criminal conviction cannot be obtained, i.e., when the defendant has died, fled, etc. For
these cases, the drafting of a civil asset forfeiture law seems to be the most appropriate
solution.

IV. The sum of all elements

As mentioned above, international cooperation is fundamental in international asset


recovery. Hence, Art. 55 requires the establishment of an international cooperation
regime specifically for the purpose of confiscation.

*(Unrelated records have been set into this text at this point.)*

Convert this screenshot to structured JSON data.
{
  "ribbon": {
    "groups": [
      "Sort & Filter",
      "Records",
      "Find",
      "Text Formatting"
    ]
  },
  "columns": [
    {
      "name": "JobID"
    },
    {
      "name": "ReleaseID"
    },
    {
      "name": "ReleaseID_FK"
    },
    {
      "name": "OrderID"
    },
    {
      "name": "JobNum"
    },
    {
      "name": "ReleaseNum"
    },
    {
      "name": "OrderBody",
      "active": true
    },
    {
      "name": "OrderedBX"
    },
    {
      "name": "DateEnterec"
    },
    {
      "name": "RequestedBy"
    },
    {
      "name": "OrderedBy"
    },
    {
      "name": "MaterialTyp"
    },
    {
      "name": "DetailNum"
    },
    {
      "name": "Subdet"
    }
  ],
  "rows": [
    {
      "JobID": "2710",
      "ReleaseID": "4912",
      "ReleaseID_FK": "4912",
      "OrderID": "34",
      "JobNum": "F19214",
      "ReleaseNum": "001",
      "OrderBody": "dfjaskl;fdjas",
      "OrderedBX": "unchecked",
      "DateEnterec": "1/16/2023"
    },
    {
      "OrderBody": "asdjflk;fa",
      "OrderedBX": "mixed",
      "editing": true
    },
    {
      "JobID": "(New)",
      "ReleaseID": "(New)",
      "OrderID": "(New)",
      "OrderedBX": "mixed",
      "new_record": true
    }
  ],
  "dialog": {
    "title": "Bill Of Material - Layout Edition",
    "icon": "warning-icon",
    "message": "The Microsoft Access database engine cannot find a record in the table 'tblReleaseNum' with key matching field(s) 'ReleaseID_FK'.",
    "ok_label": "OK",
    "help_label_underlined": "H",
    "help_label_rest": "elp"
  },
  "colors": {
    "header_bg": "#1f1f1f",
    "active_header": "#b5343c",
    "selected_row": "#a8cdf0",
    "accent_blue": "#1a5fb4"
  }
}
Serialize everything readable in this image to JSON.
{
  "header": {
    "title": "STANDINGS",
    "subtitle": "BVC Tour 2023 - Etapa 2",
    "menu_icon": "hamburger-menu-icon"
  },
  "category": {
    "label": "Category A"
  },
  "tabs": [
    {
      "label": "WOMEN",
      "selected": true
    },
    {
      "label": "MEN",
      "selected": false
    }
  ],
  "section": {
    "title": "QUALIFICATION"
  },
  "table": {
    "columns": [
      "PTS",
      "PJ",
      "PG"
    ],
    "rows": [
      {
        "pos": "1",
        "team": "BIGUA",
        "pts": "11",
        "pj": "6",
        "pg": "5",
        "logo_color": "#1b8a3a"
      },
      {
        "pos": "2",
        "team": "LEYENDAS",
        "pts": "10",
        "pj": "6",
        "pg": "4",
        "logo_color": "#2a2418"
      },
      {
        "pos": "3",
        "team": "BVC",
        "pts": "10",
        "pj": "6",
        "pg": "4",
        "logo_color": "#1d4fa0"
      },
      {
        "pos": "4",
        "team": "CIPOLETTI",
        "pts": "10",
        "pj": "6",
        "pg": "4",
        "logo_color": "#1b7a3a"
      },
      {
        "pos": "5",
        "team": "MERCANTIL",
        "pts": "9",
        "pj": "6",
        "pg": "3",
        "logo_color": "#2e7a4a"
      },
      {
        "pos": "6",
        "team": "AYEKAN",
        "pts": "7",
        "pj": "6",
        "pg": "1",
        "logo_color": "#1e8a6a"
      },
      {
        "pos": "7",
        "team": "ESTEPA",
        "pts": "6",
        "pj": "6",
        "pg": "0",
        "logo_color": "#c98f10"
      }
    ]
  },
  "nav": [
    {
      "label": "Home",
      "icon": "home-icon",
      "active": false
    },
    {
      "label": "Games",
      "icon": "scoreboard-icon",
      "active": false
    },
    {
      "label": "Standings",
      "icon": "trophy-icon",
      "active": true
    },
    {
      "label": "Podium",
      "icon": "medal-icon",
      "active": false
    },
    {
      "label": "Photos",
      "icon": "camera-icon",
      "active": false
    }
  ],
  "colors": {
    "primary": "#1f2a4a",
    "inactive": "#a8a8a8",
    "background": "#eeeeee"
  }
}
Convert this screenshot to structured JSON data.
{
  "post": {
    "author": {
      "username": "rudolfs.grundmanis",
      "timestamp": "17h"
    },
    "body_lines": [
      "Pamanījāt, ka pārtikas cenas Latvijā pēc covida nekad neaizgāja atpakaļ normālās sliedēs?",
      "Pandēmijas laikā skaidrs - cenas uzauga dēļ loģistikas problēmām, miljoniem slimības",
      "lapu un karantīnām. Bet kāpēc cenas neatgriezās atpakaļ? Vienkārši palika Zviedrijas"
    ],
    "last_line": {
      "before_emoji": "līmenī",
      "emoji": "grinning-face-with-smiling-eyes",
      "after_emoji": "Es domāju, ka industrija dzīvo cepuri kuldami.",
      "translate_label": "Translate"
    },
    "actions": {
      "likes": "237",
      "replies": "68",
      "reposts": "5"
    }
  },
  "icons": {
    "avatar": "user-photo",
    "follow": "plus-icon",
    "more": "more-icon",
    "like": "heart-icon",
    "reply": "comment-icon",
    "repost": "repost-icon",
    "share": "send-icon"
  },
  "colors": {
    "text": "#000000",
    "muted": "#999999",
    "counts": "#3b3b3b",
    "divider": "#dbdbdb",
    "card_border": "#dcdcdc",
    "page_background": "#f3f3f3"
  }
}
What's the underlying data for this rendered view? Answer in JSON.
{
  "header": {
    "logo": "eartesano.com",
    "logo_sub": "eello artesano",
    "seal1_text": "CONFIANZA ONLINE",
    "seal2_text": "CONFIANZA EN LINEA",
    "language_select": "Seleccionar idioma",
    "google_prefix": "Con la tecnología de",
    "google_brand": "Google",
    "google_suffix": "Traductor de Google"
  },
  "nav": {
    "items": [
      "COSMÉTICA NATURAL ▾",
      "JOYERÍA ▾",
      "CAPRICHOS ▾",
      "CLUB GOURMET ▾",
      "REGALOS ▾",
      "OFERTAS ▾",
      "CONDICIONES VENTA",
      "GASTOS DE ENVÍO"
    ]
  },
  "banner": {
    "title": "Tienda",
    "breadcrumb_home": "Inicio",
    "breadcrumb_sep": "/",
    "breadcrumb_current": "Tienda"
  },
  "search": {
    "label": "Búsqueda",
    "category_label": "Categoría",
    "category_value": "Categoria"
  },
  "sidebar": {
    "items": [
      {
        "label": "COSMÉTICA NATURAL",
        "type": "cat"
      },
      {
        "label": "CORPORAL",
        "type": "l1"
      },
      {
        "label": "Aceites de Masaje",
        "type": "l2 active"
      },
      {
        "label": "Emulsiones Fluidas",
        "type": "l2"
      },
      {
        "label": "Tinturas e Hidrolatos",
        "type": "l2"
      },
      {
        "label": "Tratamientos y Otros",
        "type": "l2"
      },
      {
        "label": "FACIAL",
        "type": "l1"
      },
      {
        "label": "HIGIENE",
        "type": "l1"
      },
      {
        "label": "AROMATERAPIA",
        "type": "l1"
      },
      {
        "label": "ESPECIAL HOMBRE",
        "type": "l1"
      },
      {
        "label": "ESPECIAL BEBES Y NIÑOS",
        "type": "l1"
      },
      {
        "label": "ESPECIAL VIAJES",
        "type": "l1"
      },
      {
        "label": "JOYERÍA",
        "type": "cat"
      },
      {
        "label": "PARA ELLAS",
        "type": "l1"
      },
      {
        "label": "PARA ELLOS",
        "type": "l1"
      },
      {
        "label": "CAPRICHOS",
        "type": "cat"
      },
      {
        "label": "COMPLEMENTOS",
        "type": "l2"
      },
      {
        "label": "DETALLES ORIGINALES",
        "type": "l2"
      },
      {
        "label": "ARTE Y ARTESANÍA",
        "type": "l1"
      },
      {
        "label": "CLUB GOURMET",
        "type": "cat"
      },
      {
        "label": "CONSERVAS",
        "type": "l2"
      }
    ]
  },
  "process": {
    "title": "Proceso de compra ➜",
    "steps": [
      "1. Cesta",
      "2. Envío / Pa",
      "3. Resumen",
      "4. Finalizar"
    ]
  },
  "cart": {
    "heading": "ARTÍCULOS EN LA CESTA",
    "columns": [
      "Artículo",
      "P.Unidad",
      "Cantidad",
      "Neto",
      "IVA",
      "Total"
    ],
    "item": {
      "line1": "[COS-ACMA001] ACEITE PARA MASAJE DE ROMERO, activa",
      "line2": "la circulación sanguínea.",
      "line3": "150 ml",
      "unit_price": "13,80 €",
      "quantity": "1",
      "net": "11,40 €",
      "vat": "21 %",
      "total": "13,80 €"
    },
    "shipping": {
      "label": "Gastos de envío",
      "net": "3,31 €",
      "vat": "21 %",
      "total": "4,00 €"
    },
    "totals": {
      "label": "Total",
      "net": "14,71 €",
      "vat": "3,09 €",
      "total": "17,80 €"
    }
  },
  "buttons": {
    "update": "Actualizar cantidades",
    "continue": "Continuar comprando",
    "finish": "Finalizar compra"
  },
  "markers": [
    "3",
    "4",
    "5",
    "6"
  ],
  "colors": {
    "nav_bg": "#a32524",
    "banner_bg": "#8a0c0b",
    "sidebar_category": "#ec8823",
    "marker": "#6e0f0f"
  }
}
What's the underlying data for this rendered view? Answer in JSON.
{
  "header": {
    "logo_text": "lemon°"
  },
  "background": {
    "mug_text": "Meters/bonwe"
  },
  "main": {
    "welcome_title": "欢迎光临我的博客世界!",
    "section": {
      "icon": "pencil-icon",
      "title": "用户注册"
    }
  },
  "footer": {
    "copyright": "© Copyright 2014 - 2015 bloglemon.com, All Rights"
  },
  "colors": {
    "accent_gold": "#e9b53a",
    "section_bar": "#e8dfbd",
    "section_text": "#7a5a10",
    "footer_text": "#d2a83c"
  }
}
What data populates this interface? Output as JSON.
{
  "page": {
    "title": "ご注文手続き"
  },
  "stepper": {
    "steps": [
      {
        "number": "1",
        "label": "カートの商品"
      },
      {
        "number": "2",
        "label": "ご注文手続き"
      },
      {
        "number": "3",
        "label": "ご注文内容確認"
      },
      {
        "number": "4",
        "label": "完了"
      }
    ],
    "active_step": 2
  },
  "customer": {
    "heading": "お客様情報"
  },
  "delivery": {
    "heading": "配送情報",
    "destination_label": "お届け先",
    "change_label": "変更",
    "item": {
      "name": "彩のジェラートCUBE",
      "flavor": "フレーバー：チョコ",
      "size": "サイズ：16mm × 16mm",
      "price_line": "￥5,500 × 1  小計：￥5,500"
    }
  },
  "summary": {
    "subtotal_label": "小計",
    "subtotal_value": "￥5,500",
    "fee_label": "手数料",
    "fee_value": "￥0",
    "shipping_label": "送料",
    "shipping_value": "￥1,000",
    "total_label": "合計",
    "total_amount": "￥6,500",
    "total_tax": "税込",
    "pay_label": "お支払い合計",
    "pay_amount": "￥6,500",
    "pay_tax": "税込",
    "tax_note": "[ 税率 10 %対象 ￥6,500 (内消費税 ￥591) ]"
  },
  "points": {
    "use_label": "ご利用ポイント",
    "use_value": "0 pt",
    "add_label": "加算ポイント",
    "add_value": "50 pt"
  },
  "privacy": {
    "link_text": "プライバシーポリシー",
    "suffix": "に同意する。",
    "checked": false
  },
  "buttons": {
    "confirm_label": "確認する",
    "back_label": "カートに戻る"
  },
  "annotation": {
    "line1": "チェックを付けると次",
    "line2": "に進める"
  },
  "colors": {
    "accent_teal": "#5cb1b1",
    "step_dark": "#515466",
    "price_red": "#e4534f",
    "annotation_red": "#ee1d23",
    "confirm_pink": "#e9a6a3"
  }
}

UNCAC reiterates the importance
of the enforcement of foreign confiscation orders as well as the adoption of
preventative measures while the orders are being enforced.
For the purposes of confiscation, UNCAC requires its signatories to adopt measures to
allow their competent authorities to adopt provisional measures at the request of
another party in order to protect a potential confiscation, such as the possibility of
obtaining a domestic freezing or seizing order upon request.
Once this has all been taken care of Art. 57 of UNCAC clearly establishes the rules
under which all recovered assets must be returned to the requesting country, under
three different scenarios.
Para. 2(a) deals with property that proceeds from the embezzlement of public funds or
the laundering of these assets, described by the convention in Articles 17 and 23. As
there is no doubt that the requesting State is the victim of the offence, the convention
establishes that the assets must be returned to it. The State, like any other victim, has
the right to demand that the proceeds are returned.
In the case of any other proceeds covered by UNCAC (Para. 2.b), the requested party
will return the assets under the following situations:
- When the requesting State has reasonably established its prior ownership of
the confiscated property (e.g., bribes paid with public funds)
- When the requested State recognises damage to the requesting State as a basis
for returning the confiscated property (e.g., when the State has acquired
overpriced property in order to conceal an illicit advantage obtained by one of
its officials)
Finally, para. 3(c) provides that in all other cases, priority should be given to the return
of confiscated property to the requesting State when it will go to its prior legitimate
owners or to compensate the victims of the crime.
It is important to keep in mind that UNCAC provides the guidelines to be incorporated
in the States Parties’ legislation in order to simplify the work of prosecutors and
investigators when working corruption cases.
Asset recovery cannot be isolated. There are several steps that cannot be skipped. An
effective financial investigation will lead to the assets to be recovered, and give the
requested country the reasons for which they should be repatriated. A thorough
knowledge of how to draft mutual legal assistance requests is also required, as this will
speed up the proceedings overseas and the UNCAC is an efficient tool for requesting
assistance. It is only after a thorough investigation and effective international
cooperation that assets can be confiscated and ultimately returned. Repatriation can
only occur at the end of a strong investigation.